As Brad Stone said in a Bloomberg article: "The stripped-down Fire is more of a sit-back-on-the-sofa- and-shop device. It crystallizes the difference between Apple, which tends to keep prices -- and profit margins -- high, and Amazon, which likes to start low and drive lower in an effort to knee-cap the competition." This statement is perhaps even more applicable to Amazon's standard Kindle line.

With this new price drop, Amazon is simply eliminating the consumers who have not yet made the leap into the e-reader market due to price concerns. At $79, the new Kindle is approximately the price of 3-4 hardcovers, and given that the majority of new e-books sell for between $9.99-$12.99 (not to mention the abundance of titles priced at $2.99 and under), for a dedicated reader it's a very small window of time before the Kindle pays for itself.

It's rumored that Barnes & Noble will be releasing a newer model of their Nook Color (currently $249, $50 more than the new Fire) for the holiday season, and will have to well-undercut the Kindle Fire's $199 price tag to compete. However, Amazon has been known to price their devices lower and slash their profit margin in order to undercut competition, and the fact that their pockets are far deeper than Barnes & Noble's means B&N has their work cut out for them.

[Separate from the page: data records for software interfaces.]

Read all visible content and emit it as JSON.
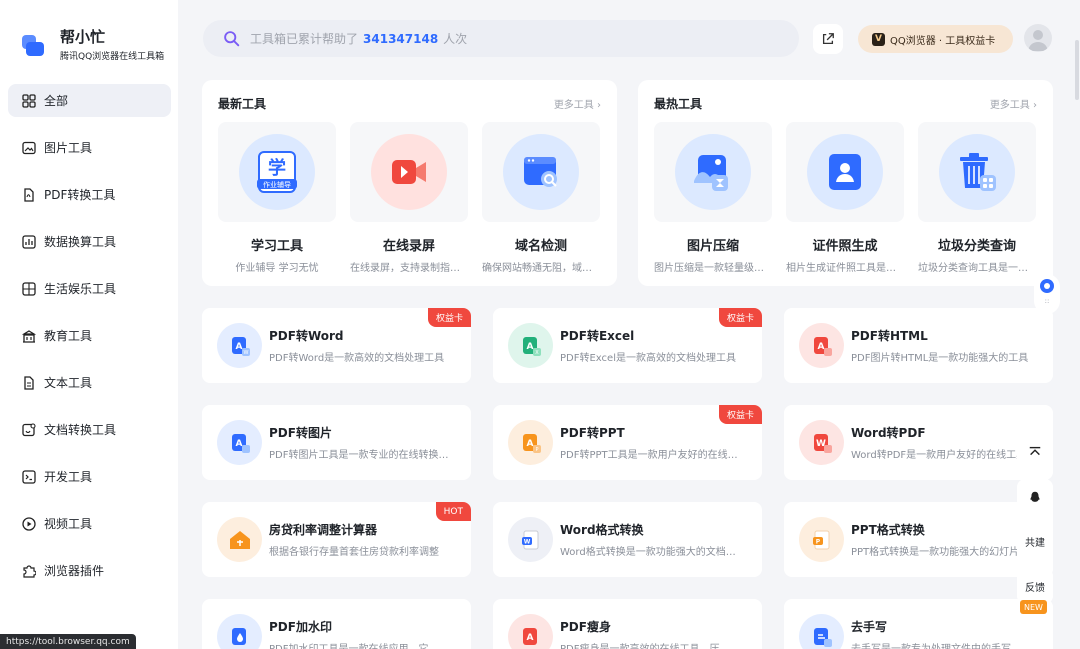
{
  "brand": {
    "title": "帮小忙",
    "subtitle": "腾讯QQ浏览器在线工具箱"
  },
  "nav": [
    {
      "label": "全部",
      "icon": "grid-icon",
      "active": true
    },
    {
      "label": "图片工具",
      "icon": "image-icon"
    },
    {
      "label": "PDF转换工具",
      "icon": "pdf-icon"
    },
    {
      "label": "数据换算工具",
      "icon": "chart-icon"
    },
    {
      "label": "生活娱乐工具",
      "icon": "gamepad-icon"
    },
    {
      "label": "教育工具",
      "icon": "building-icon"
    },
    {
      "label": "文本工具",
      "icon": "text-doc-icon"
    },
    {
      "label": "文档转换工具",
      "icon": "doc-convert-icon"
    },
    {
      "label": "开发工具",
      "icon": "code-icon"
    },
    {
      "label": "视频工具",
      "icon": "play-icon"
    },
    {
      "label": "浏览器插件",
      "icon": "puzzle-icon"
    }
  ],
  "search": {
    "prefix": "工具箱已累计帮助了",
    "count": "341347148",
    "suffix": "人次"
  },
  "header": {
    "vip_mark": "V",
    "vip_label": "QQ浏览器 · 工具权益卡"
  },
  "panels": [
    {
      "title": "最新工具",
      "more": "更多工具 ›",
      "items": [
        {
          "title": "学习工具",
          "desc": "作业辅导 学习无忧",
          "icon": "study-icon",
          "bg": "#dce9ff"
        },
        {
          "title": "在线录屏",
          "desc": "在线录屏，支持录制指定区域",
          "icon": "video-record-icon",
          "bg": "#ffe1df"
        },
        {
          "title": "域名检测",
          "desc": "确保网站畅通无阻，域名检测",
          "icon": "domain-check-icon",
          "bg": "#dce9ff"
        }
      ]
    },
    {
      "title": "最热工具",
      "more": "更多工具 ›",
      "items": [
        {
          "title": "图片压缩",
          "desc": "图片压缩是一款轻量级的工具",
          "icon": "image-compress-icon",
          "bg": "#dce9ff"
        },
        {
          "title": "证件照生成",
          "desc": "相片生成证件照工具是一款",
          "icon": "id-photo-icon",
          "bg": "#dce9ff"
        },
        {
          "title": "垃圾分类查询",
          "desc": "垃圾分类查询工具是一款工具",
          "icon": "trash-icon",
          "bg": "#dce9ff"
        }
      ]
    }
  ],
  "tools": [
    {
      "title": "PDF转Word",
      "desc": "PDF转Word是一款高效的文档处理工具",
      "badge": "权益卡",
      "badge_color": "red",
      "icon": "pdf-to-word-icon",
      "color": "#2f6bff",
      "bg": "#e4edff"
    },
    {
      "title": "PDF转Excel",
      "desc": "PDF转Excel是一款高效的文档处理工具",
      "badge": "权益卡",
      "badge_color": "red",
      "icon": "pdf-to-excel-icon",
      "color": "#22b07a",
      "bg": "#dff5ec"
    },
    {
      "title": "PDF转HTML",
      "desc": "PDF图片转HTML是一款功能强大的工具",
      "badge": "",
      "icon": "pdf-to-html-icon",
      "color": "#f0483e",
      "bg": "#fde5e3"
    },
    {
      "title": "PDF转图片",
      "desc": "PDF转图片工具是一款专业的在线转换工具",
      "badge": "",
      "icon": "pdf-to-image-icon",
      "color": "#2f6bff",
      "bg": "#e4edff"
    },
    {
      "title": "PDF转PPT",
      "desc": "PDF转PPT工具是一款用户友好的在线工具",
      "badge": "权益卡",
      "badge_color": "red",
      "icon": "pdf-to-ppt-icon",
      "color": "#f7941d",
      "bg": "#fdeede"
    },
    {
      "title": "Word转PDF",
      "desc": "Word转PDF是一款用户友好的在线工具",
      "badge": "",
      "icon": "word-to-pdf-icon",
      "color": "#f0483e",
      "bg": "#fde5e3"
    },
    {
      "title": "房贷利率调整计算器",
      "desc": "根据各银行存量首套住房贷款利率调整",
      "badge": "HOT",
      "badge_color": "red",
      "icon": "house-icon",
      "color": "#f7941d",
      "bg": "#fdeede"
    },
    {
      "title": "Word格式转换",
      "desc": "Word格式转换是一款功能强大的文档工具",
      "badge": "",
      "icon": "word-format-icon",
      "color": "#2f6bff",
      "bg": "#eef0f6"
    },
    {
      "title": "PPT格式转换",
      "desc": "PPT格式转换是一款功能强大的幻灯片工具",
      "badge": "",
      "icon": "ppt-format-icon",
      "color": "#f7941d",
      "bg": "#fdeede"
    },
    {
      "title": "PDF加水印",
      "desc": "PDF加水印工具是一款在线应用，它",
      "badge": "",
      "icon": "watermark-icon",
      "color": "#2f6bff",
      "bg": "#e4edff"
    },
    {
      "title": "PDF瘦身",
      "desc": "PDF瘦身是一款高效的在线工具，压",
      "badge": "",
      "icon": "pdf-compress-icon",
      "color": "#f0483e",
      "bg": "#fde5e3"
    },
    {
      "title": "去手写",
      "desc": "去手写是一款专为处理文件中的手写",
      "badge": "",
      "icon": "remove-handwriting-icon",
      "color": "#2f6bff",
      "bg": "#e4edff"
    }
  ],
  "float": {
    "cobuild": "共建",
    "feedback": "反馈",
    "new_tag": "NEW"
  },
  "status_url": "https://tool.browser.qq.com"
}
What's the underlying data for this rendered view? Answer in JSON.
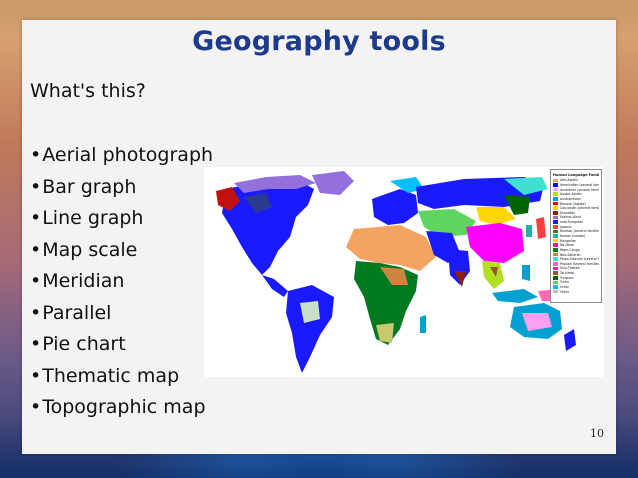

The new Kindle Touch 3G is priced at $149, the same price as the new Nook Simple Touch--which does not have 3G capability. And you could conceivably buy both a Kindle Fire and a Kindle Touch for $100 less than the lowest-end iPad.

In the end, whether the Kindle Fire will compete with the Apple iPad remains to be seen. But Amazon lowering and improving its line of e-readers mean that late, cost-conscious adapters of the e-book revolution will now join the party, more readers either cutting back on or eschewing print altogether. I wouldn't be surprised if Amazon literally gives the Kindle away for free within 2-3 years simply for the money it will make in e-book sales. Millions of people have switched to reading e-books. And Amazon is taking away excuses for those who have not.

Jason Pinter is the bestselling author of five thriller novels (the most recent of which are The Fury and The Darkness), as well as the ebook exclusive thriller FAKING LIFE, which have nearly 1.5 million copies in print in over a dozen languages. His first novel for young readers, Zeke Bartholomew: Superspy!, will be released on November 1st, 2011. Visit him at www.jasonpinter.com or follow him on Twitter.